# how to weight KLD loss vs reconstruction loss in variational auto-encoder

in nearly all code examples I've seen of a VAE, the loss functions are defined as follows (this is tensorflow code, but I've seen similar for theano, torch etc. It's also for a convnet, but that's also not too relevant, just affects the axes the sums are taken over):

# latent space loss. KL divergence between latent space distribution and unit gaussian, for each batch.
# first half of eq 10. in https://arxiv.org/abs/1312.6114
kl_loss = -0.5 * tf.reduce_sum(1 + log_sigma_sq - tf.square(mu) - tf.exp(log_sigma_sq), axis=1)

# reconstruction error, using pixel-wise L2 loss, for each batch
rec_loss = tf.reduce_sum(tf.squared_difference(y, x), axis=[1,2,3])

# or binary cross entropy (assuming 0...1 values)
y = tf.clip_by_value(y, 1e-8, 1-1e-8) # prevent nan on log(0)
rec_loss = -tf.reduce_sum(x * tf.log(y) + (1-x) * tf.log(1-y), axis=[1,2,3])

# sum the two and average over batches
loss = tf.reduce_mean(kl_loss + rec_loss)


However the numeric range of kl_loss and rec_loss are very dependent on latent space dims and input feature size (e.g. pixel resolution) respectively. Would it be sensible to replace the reduce_sum's with reduce_mean to get per z-dim KLD and per pixel (or feature) LSE or BCE? More importantly, how do we weight latent loss with reconstruction loss when summing together for the final loss? Is it just trial and error? or is there some theory (or at least rule of thumb) for it? I couldn't find any info on this anywhere (including the original paper).

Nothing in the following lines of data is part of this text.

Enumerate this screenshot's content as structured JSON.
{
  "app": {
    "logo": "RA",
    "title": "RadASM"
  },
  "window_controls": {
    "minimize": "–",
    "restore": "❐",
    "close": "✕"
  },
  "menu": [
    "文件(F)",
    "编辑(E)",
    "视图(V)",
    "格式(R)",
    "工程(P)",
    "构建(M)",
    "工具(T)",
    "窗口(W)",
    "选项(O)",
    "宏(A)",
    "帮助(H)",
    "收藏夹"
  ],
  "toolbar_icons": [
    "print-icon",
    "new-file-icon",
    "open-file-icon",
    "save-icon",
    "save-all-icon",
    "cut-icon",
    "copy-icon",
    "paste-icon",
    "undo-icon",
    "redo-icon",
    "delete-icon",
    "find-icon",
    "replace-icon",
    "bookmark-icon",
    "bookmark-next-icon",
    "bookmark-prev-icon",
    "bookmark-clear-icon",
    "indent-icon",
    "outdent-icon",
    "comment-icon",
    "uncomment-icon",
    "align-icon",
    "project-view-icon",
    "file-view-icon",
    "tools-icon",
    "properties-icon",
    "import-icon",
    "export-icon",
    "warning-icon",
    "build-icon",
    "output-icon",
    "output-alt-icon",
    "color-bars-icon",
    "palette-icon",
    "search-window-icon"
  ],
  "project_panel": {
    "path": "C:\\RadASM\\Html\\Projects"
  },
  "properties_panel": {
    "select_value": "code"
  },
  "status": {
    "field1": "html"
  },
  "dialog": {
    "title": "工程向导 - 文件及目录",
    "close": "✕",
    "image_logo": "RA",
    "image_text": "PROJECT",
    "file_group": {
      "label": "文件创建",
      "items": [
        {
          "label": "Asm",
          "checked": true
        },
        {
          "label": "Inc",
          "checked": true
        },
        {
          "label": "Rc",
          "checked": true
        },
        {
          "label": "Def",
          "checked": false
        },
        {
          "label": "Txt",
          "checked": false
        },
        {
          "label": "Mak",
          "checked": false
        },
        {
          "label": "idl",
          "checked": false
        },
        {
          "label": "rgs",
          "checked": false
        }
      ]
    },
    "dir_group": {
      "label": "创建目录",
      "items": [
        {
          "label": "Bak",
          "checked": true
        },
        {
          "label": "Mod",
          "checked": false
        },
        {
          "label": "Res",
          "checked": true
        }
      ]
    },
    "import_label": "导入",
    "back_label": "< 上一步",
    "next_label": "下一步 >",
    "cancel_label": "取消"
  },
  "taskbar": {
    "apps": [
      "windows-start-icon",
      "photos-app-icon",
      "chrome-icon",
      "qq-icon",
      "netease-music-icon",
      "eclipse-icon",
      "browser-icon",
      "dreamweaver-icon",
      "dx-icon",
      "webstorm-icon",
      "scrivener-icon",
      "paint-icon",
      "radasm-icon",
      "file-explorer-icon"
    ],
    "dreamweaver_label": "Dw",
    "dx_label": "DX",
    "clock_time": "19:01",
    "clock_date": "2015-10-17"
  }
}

The issue I'm having, is that if the balance between my input feature (x) dimensions and latent space (z) dimensions is not 'optimum', either my reconstructions are very good but the learnt latent space is unstructured (if x dimensions is very high and reconstruction error dominates over KLD), or vice versa (reconstructions are not good but learnt latent space is well structured if KLD dominates).

I'm finding myself having to normalise reconstruction loss (dividing by input feature size), and KLD (dividing by z dimensions) and then manually weighting the KLD term with an arbitrary weight factor (The normalisation is so that I can use the same or similar weight independent of dimensions of x or z). Empirically I've found around 0.1 to provide a good balance between reconstruction and structured latent space which feels like a 'sweet spot' to me. I'm looking for prior work in this area.

Upon request, maths notation of above (focusing on L2 loss for reconstruction error)

$$\mathcal{L}_{latent}^{(i)} = -\frac{1}{2} \sum_{j=1}^{J}(1+\log (\sigma_j^{(i)})^2 - (\mu_j^{(i)})^2 - (\sigma_j^{(i)})^2)$$

$$\mathcal{L}_{recon}^{(i)} = -\sum_{k=1}^{K}(y_k^{(i)}-x_k^{(i)})^2$$

$$\mathcal{L}^{(m)} = \frac{1}{M}\sum_{i=1}^{M}(\mathcal{L}_{latent}^{(i)} + \mathcal{L}_{recon}^{(i)})$$

where $J$ is the dimensionality of latent vector $z$ (and corresponding mean $\mu$ and variance $\sigma^2$), $K$ is the dimensionality of the input features, $M$ is the mini-batch size, the superscript $(i)$ denotes the $i$th data point and $\mathcal{L}^{(m)}$ is the loss for the $m$th mini-batch.

Namely:

beta-VAE: Learning Basic Visual Concepts with a Constrained Variational Framework

discusses my exact question with a few experiments. Interestingly, it seems their $\beta_{norm}$ (which is similar to my normalised KLD weight) is also centred around 0.1, with higher values giving more structured latent space at the cost of poorer reconstruction, and lower values giving better reconstruction with less structured latent space (though their focus is specifically on learning disentangled representations).

and related reading (where similar issues are discussed)

I would like to add one more paper relating to this issue (I cannot comment due to my low reputation at the moment).

In subsection 3.1 of the paper, the authors specified that they failed to train a straight implementation of VAE that equally weighted the likelihood and the KL divergence. In their case, the KL loss was undesirably reduced to zero, although it was expected to have a small value. To overcome this, they proposed to use "KL cost annealing", which slowly increased the weight factor of the KL divergence term (blue curve) from 0 to 1. This work-around solution is also applied in Ladder VAE.

Paper:

Bowman, S.R., Vilnis, L., Vinyals, O., Dai, A.M., Jozefowicz, R. and Bengio, S., 2015. Generating sentences from a continuous space. arXiv preprint arXiv:1511.06349.